## WHAT THE TASK REQUIRES
Scan the entries below and tally the lines that include "ametconse". Return nothing but the tally.

==== RECORDS FOR PROCESSING ====

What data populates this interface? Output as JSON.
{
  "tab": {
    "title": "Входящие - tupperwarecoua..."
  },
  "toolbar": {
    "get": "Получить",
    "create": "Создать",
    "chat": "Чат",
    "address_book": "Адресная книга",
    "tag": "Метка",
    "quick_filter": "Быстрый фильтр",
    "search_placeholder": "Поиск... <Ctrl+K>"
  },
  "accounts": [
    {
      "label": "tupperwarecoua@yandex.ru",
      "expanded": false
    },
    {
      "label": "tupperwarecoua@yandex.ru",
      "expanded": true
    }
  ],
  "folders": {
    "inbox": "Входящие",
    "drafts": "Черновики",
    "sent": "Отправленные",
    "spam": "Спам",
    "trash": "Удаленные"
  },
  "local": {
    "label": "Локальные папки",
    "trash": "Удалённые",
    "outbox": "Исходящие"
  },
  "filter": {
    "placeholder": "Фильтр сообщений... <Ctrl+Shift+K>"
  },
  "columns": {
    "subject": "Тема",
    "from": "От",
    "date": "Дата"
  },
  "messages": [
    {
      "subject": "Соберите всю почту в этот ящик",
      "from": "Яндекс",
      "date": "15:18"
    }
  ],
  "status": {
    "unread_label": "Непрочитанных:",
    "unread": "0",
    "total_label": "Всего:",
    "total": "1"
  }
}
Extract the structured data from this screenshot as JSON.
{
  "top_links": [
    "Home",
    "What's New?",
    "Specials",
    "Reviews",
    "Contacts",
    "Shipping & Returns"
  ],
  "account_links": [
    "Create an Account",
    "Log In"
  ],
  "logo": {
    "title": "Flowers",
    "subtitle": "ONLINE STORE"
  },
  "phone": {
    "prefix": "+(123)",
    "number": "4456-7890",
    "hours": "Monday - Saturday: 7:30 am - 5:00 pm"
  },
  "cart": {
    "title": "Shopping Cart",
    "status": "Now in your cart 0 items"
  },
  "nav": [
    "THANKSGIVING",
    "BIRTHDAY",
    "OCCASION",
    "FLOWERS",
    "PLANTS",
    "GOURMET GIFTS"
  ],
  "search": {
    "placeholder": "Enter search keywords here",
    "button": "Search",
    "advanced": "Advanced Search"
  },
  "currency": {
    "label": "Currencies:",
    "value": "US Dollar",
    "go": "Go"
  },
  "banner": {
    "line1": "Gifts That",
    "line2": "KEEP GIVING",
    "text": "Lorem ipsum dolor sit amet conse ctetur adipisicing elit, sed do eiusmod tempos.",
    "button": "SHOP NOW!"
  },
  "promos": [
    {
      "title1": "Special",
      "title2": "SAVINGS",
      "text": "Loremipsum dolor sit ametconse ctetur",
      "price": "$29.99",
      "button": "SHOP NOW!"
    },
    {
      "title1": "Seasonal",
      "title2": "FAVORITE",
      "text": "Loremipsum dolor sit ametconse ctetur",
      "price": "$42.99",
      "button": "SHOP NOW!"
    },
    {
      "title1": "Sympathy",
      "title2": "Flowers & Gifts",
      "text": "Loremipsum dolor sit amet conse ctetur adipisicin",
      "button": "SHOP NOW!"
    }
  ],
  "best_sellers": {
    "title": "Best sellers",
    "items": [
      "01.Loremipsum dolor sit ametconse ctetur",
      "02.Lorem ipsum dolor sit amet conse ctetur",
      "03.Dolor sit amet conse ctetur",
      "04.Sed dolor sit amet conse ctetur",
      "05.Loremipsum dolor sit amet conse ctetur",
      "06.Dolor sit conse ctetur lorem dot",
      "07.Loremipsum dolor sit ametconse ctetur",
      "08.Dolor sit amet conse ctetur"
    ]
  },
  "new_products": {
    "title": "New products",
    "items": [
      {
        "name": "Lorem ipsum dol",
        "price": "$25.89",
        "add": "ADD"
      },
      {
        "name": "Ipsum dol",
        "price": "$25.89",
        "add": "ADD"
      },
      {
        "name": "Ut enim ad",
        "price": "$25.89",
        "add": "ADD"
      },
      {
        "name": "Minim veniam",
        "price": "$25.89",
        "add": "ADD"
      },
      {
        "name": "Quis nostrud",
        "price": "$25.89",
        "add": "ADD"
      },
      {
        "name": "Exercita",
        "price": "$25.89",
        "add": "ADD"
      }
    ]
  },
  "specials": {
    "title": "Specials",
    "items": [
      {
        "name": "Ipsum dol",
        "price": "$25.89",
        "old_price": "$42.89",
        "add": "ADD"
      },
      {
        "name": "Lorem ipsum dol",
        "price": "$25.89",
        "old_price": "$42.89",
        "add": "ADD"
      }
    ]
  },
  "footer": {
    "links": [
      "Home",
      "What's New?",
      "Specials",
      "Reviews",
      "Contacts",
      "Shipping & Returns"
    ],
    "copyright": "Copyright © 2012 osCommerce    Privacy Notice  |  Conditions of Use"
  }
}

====

## TASK OUTPUT
4